I’ve known of Joe Biden’s enthusiasm for making stemwinding speeches since August 1974, when the freshman senator from Delaware stumped in Winnebago County for fellow Democrat Doug Aurand, then seeking his first re-election as county treasurer.
I’ve known of Joe Biden’s enthusiasm for making stemwinding speeches since August 1974, when the freshman senator from Delaware stumped in Winnebago County for fellow Democrat Doug Aurand, then seeking his first re-election as county treasurer. Aurand had thrown a fund-raiser picnic at Camp Hillcrest, one of many private parks that lined the Kishwaukee River shore in those days.
Neither Aurand nor I remember a thing Biden said that day. It was, after all, a park full of blue collar Democrats drinking draft beer on a hot summer weekend.
Still, “I was very impressed by him, because he was young, and bright, and that he came 1,000 miles to Winnebago County because he wanted to become known throughout the nation,” Aurand said as he thumbed through his scrapbook of political memories.
Biden, whose wife and daughter were killed in a car crash shortly after his 1972 election, did become known throughout the country, and while he didn’t win the gold medal of the presidency in 1988 or 2008, Democratic presidential candidate Barack Obama tapped him Friday for the silver of the vice presidency. They do have to win on Nov. 4 before the medal ceremony, though.
Saturday, the Democrats officially rolled out “Obama/Biden — The Ticket.” The Old State Capitol, where Obama and Biden spoke for just 40 minutes between the two of them, was also where Obama announced his candidacy in February 2007. The speakers’ platform Saturday was again in front of the capitol where Abraham Lincoln delivered his “House Divided” speech on June 16, 1858, the year he ran for the U.S. Senate. The nation could not survive half slave and half free, Lincoln warned.
Illinois’ senior senator, Dick Durbin, said he’s known that Biden was among the three finalists for about three weeks. He said Biden is a great choice.
“We just doubled our fire power with the addition of Joe to our ticket,” Durbin said as he made his way to the TV interviewing area.

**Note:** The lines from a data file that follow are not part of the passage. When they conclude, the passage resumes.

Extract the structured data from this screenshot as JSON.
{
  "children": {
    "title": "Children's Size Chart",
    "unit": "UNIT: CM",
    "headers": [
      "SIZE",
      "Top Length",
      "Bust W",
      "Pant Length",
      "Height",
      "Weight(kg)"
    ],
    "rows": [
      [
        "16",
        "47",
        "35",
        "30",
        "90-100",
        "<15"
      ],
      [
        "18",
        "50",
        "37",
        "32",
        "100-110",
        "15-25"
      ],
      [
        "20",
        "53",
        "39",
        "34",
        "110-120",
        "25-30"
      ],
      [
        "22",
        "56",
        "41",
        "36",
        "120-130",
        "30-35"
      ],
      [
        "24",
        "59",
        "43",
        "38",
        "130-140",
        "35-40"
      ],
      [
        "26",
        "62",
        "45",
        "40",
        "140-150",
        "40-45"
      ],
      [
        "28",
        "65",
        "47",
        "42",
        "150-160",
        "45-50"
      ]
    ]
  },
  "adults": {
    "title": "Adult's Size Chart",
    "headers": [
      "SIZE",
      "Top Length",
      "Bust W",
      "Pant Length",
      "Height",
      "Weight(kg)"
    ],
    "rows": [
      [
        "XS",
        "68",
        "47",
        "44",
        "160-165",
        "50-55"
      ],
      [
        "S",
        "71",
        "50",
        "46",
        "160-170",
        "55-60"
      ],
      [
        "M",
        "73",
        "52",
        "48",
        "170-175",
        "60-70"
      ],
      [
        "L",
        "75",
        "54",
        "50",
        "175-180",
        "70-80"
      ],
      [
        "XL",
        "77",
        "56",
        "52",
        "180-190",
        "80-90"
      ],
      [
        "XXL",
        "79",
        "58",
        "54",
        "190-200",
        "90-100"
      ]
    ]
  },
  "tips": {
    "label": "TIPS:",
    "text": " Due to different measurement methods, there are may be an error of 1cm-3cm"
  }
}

Biden, 65, is to be the counterweight to the lightly experienced Obama. Biden chairs the Foreign Relations Committee, especially important in the wake of the newly minted Russian-Georgian conflict in Eastern Europe. Obama was vacationing in Hawaii when Georgian troops invaded the breakaway province of South Ossetia, which provoked a Russian counterattack. Republican John McCain picked up political points by making strong statements against the Russians while Obama surfed.
Saturday, the Democrats served notice on McCain that they intend to put the currently tied race in the win column. In introduction, Obama called Pennsylvania-born Biden “that scrappy kid from Scranton” who will “give us some real straight talk.”
Biden began slowly, invoking the spirit of Lincoln: “President Lincoln said put your feet in the right place and stand firm. I’m in the right place today in Springfield, and I am standing firm,” Biden said.
Then his volume built steadily as he launched a stinging attack on McCain, whom he called his close friend.
Economic woes “aren’t something John McCain has to worry about. He worries about which of seven kitchen tables to sit at,” Biden said to laughter. McCain owns between four and seven or eight homes.
“We don’t have to have four more years of George W. Bush,” said Biden, who repeated McCain quotes aligning the Arizona senator with Bush.
“You can’t change America when you say the Bush administration (has) made great progress economically. You can’t change America when you signed on to Bush’s privatization of Social Security.
“You can’t change America when you say ‘No one has supported Bush in Iraq more than I have,’” Biden said. “And you can’t change America when you know that your first four years as president will look exactly like the last eight years of George Bush’s presidency,” he shouted, reminding the partisan crowd that McCain voted for Bush administration policies 95 percent of the time.
“This may be our last chance to reclaim the land we love, to restore America’s soul,” he warned.
The hot, muggy afternoon was not without its gaffes, a Biden trademark. At one point he called Obama “Barack America.” In his introduction, Obama referred to Biden as “the next president of the United States of America.” He quickly corrected himself.
Two Obama supporters in the crowd of thousands expressed cautious optimism about the choice of Biden.
”I’m surprised,” said Steven Richie of Springfield. “Some of my friends and I thought it would be Evan Bayh,” the senator from Indiana. “But I’m pleased because of Biden’s experience,” Richie said.
Nancy Tucker of Petersburg said that she’s “delighted” that Biden is the veep choice, “because he brings to the table all the strengths we can hope for, and shows another aspect of Obama’s desire to be a good president. He’s not afraid to surround himself with people of experience.” Still, Tucker also believes “that Hillary would make a great president.”
Reach Political Editor Chuck Sweeny at 815-987-1372 or email@example.com.